Data extracted from a collection:
_ _ _ _ _ _ _

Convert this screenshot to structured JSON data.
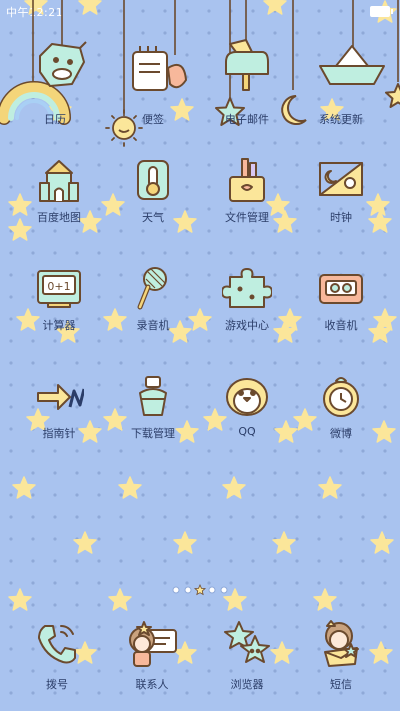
{
  "status_bar": {
    "time": "中午12:21"
  },
  "hanging_row": [
    {
      "label": "日历",
      "icon": "calendar-cow-icon"
    },
    {
      "label": "便签",
      "icon": "notepad-icon"
    },
    {
      "label": "电子邮件",
      "icon": "mailbox-icon"
    },
    {
      "label": "系统更新",
      "icon": "paper-boat-icon"
    }
  ],
  "apps": [
    {
      "label": "百度地图",
      "icon": "castle-icon"
    },
    {
      "label": "天气",
      "icon": "thermometer-icon"
    },
    {
      "label": "文件管理",
      "icon": "file-box-icon"
    },
    {
      "label": "时钟",
      "icon": "day-night-icon"
    },
    {
      "label": "计算器",
      "icon": "calculator-icon"
    },
    {
      "label": "录音机",
      "icon": "microphone-icon"
    },
    {
      "label": "游戏中心",
      "icon": "puzzle-icon"
    },
    {
      "label": "收音机",
      "icon": "radio-icon"
    },
    {
      "label": "指南针",
      "icon": "arrow-n-icon"
    },
    {
      "label": "下载管理",
      "icon": "bottle-icon"
    },
    {
      "label": "QQ",
      "icon": "penguin-icon"
    },
    {
      "label": "微博",
      "icon": "ring-icon"
    }
  ],
  "page_indicator": {
    "count": 5,
    "active": 2
  },
  "dock": [
    {
      "label": "拨号",
      "icon": "phone-icon"
    },
    {
      "label": "联系人",
      "icon": "contact-card-icon"
    },
    {
      "label": "浏览器",
      "icon": "stars-icon"
    },
    {
      "label": "短信",
      "icon": "girl-letter-icon"
    }
  ],
  "colors": {
    "background": "#a9c3ef",
    "star": "#fbe69a",
    "outline": "#6b4a2e",
    "mint": "#bfeee0",
    "label": "#2b3d68"
  }
}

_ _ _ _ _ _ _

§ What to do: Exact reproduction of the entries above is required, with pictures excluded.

§ Problem solution:
Convert this screenshot to structured JSON data.
{
  "status_bar": {
    "time": "中午12:21"
  },
  "hanging_row": [
    {
      "label": "日历",
      "icon": "calendar-cow-icon"
    },
    {
      "label": "便签",
      "icon": "notepad-icon"
    },
    {
      "label": "电子邮件",
      "icon": "mailbox-icon"
    },
    {
      "label": "系统更新",
      "icon": "paper-boat-icon"
    }
  ],
  "apps": [
    {
      "label": "百度地图",
      "icon": "castle-icon"
    },
    {
      "label": "天气",
      "icon": "thermometer-icon"
    },
    {
      "label": "文件管理",
      "icon": "file-box-icon"
    },
    {
      "label": "时钟",
      "icon": "day-night-icon"
    },
    {
      "label": "计算器",
      "icon": "calculator-icon"
    },
    {
      "label": "录音机",
      "icon": "microphone-icon"
    },
    {
      "label": "游戏中心",
      "icon": "puzzle-icon"
    },
    {
      "label": "收音机",
      "icon": "radio-icon"
    },
    {
      "label": "指南针",
      "icon": "arrow-n-icon"
    },
    {
      "label": "下载管理",
      "icon": "bottle-icon"
    },
    {
      "label": "QQ",
      "icon": "penguin-icon"
    },
    {
      "label": "微博",
      "icon": "ring-icon"
    }
  ],
  "page_indicator": {
    "count": 5,
    "active": 2
  },
  "dock": [
    {
      "label": "拨号",
      "icon": "phone-icon"
    },
    {
      "label": "联系人",
      "icon": "contact-card-icon"
    },
    {
      "label": "浏览器",
      "icon": "stars-icon"
    },
    {
      "label": "短信",
      "icon": "girl-letter-icon"
    }
  ],
  "colors": {
    "background": "#a9c3ef",
    "star": "#fbe69a",
    "outline": "#6b4a2e",
    "mint": "#bfeee0",
    "label": "#2b3d68"
  }
}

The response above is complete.